## Items from a data source
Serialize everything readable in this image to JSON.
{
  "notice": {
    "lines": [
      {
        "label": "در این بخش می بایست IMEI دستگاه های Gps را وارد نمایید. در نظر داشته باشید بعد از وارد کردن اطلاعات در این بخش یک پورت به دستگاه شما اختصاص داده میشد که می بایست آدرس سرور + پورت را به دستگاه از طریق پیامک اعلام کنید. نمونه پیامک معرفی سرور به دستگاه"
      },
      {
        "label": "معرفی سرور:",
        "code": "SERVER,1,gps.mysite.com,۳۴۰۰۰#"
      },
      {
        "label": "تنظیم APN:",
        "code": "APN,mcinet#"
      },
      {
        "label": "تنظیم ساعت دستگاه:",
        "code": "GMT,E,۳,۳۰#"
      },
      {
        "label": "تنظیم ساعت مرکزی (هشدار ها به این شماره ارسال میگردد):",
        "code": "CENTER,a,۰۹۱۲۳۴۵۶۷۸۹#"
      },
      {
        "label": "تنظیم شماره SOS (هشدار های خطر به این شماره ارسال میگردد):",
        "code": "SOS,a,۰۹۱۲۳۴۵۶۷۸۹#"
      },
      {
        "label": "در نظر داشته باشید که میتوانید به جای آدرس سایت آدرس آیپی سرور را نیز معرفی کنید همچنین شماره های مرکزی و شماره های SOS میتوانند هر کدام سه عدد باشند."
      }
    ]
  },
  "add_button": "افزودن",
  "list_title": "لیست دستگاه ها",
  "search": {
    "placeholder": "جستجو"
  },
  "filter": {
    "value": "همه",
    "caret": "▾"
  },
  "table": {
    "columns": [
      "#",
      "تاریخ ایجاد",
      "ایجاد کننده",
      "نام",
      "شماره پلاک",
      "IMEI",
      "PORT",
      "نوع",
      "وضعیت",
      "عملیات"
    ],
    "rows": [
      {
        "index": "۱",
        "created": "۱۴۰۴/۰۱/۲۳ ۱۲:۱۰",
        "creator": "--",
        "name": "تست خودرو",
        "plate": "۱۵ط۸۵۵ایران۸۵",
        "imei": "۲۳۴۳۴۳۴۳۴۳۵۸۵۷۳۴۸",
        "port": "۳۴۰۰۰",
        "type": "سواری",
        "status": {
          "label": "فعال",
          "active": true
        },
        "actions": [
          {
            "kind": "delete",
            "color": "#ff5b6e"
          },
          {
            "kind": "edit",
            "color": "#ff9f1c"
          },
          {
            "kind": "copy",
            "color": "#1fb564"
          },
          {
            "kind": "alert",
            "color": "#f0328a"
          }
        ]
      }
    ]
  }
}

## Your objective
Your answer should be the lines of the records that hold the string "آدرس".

## Expected answer
        "label": "در این بخش می بایست IMEI دستگاه های Gps را وارد نمایید. در نظر داشته باشید بعد از وارد کردن اطلاعات در این بخش یک پورت به دستگاه شما اختصاص داده میشد که می بایست آدرس سرور + پورت را به دستگاه از طریق پیامک اعلام کنید. نمونه پیامک معرفی سرور به دستگاه"
        "label": "در نظر داشته باشید که میتوانید به جای آدرس سایت آدرس آیپی سرور را نیز معرفی کنید همچنین شماره های مرکزی و شماره های SOS میتوانند هر کدام سه عدد باشند."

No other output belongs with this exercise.